The intuition behind slippage is the following: if you try to buy big quantities in a market that has no liquidity, then you will have to pay more than the expected price (see this article for more details). Here we focus on the slippage occurring when swapping tokens on decentralised exchanges, that is when using liquidity pools.

So let us say that you want to swap $q_{input}$ BUSD tokens for WBNB tokens. For this you will use a BUSD-WBNB pool containing quantities $x^{\mathrm{BUSD}}$ and $x^{\mathrm{WBNB}}$ of both tokens before the swap. Recall from the **swap formula** that the real quantity $q_{output}^{real}$of WBNB tokens you get from the pool is given by

$q_{output}^{real}=\frac{(1-r)\times q_{input} \times x^{\mathrm{WBNB}} }{x^{\mathrm{BUSD}}+(1-r)\times q_{input}},$

where $0\leq r \leq 1$ is the fee rate of the pool used to pay to liquidity providers (typically it equals 0.002). However for very small input $q_{input}$ of BUSD tokens compared to the sizes of the pools, we obtain an ouput of

$q_{output}^{ideal}=(1-r)\times q_{input}\times x^{\mathrm{WBNB}}/x^{\mathrm{BUSD}} \text{ WBNB tokens.}$

The slippage of the transaction is the amount of WBNB tokens that you loose compared to buying all the WBNB tokens at the ideal price:

$q^{real}_{output}-q_{output}^{ideal}=-\frac{(1-r)\times q_{input}^2\times x^{\mathrm{WBNB}}}{ (x^{\mathrm{BUSD}}\times [x^{\mathrm{BUSD}}+q_{input}])}<0.$

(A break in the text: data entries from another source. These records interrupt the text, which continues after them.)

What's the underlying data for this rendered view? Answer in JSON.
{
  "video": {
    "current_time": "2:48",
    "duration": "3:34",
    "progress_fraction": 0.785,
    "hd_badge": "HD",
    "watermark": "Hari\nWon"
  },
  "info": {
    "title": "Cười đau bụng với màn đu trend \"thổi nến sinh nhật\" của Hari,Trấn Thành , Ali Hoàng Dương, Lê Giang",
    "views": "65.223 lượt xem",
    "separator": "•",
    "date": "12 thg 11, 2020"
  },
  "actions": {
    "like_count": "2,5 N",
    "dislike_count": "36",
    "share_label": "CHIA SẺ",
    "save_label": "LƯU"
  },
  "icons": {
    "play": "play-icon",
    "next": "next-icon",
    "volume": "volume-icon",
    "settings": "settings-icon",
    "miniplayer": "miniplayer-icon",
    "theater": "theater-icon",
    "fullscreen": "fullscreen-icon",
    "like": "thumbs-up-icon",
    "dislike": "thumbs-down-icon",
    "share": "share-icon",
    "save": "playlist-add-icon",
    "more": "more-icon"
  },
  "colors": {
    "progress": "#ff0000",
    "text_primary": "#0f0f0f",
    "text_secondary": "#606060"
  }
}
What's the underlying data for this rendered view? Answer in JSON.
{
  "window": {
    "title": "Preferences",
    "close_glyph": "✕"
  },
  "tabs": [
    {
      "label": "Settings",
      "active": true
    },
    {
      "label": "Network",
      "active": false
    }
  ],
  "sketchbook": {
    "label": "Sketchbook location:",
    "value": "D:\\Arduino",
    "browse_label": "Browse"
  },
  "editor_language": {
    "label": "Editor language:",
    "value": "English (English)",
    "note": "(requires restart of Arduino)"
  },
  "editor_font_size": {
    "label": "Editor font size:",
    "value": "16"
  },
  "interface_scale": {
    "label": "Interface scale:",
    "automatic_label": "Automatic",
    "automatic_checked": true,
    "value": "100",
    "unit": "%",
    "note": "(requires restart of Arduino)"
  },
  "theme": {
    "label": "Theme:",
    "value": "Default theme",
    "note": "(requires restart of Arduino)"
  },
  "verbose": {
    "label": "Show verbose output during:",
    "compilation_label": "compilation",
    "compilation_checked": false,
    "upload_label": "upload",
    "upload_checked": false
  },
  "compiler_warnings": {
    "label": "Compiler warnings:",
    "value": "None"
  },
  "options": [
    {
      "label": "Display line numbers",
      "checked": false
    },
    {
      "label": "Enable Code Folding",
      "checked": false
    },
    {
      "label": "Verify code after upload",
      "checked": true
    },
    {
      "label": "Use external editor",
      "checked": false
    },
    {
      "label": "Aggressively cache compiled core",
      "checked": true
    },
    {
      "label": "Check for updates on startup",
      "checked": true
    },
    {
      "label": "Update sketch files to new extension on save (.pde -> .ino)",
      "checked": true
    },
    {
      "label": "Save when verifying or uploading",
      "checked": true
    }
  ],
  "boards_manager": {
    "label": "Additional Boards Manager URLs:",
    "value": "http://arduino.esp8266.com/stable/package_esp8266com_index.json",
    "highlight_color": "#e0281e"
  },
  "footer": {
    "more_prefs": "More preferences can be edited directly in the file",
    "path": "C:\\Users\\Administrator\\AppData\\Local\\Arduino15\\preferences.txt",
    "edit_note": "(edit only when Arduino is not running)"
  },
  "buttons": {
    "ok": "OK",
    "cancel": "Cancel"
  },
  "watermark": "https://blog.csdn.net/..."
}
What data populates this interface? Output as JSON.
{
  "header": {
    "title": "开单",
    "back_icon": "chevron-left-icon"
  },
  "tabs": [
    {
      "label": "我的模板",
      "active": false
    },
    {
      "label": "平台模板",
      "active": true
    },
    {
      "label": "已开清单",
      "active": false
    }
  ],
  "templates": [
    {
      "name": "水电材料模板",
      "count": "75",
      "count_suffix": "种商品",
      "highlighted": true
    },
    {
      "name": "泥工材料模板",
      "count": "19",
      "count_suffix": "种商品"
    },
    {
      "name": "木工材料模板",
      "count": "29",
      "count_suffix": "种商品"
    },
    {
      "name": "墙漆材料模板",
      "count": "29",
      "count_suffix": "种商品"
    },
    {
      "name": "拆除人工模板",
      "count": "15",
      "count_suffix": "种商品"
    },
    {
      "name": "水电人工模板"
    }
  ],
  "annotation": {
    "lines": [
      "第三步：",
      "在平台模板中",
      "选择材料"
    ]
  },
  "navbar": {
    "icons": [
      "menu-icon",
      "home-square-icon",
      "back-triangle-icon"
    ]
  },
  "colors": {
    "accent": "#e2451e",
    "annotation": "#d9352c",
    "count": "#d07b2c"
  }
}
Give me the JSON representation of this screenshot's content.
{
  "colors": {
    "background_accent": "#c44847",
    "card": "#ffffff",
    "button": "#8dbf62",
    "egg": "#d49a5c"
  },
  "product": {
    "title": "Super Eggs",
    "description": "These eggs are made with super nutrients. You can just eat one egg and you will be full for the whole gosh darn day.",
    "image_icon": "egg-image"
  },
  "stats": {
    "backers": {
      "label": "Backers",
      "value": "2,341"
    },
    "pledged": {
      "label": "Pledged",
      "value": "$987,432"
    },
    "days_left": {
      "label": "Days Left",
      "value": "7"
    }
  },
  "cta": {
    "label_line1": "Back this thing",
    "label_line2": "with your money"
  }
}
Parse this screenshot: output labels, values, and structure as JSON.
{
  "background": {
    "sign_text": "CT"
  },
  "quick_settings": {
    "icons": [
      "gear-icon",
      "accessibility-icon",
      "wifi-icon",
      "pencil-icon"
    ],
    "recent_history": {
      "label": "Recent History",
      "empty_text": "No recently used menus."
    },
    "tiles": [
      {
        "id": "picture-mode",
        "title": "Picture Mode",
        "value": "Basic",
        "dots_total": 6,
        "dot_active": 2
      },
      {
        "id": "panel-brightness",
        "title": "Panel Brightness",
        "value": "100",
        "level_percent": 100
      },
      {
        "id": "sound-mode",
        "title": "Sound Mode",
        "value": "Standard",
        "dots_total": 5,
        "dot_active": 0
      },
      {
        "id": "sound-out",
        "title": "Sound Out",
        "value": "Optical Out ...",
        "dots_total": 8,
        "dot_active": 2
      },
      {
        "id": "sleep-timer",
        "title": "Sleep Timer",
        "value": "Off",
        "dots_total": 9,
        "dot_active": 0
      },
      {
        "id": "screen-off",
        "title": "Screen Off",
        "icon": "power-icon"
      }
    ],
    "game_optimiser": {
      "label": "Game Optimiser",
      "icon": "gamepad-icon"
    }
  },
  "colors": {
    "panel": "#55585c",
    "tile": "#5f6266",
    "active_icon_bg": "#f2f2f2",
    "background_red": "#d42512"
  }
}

The result is quite intuitive: we see for instance that the bigger the quantity $q_{input}$ of BUSD you swap, the higher the slippage. Besides, the bigger the quantity $x^{\mathrm{BUSD}}$ of BUSD already in the pool, the less significative your contribution to this pool and the impact of your swap, and so the lower the slippage. Similarly, the bigger the quantity $x^{\mathrm{WBNB}}$ of WBNB already in the pool, or rather the bigger the pool ratio $x^{\mathrm{WBNB}}/x^{\mathrm{BUSD}}$ of a BUSD token expressed in WBNB, the more WBNB tokens are withdrawn from the pool because of your swap, and so the higher the slippage.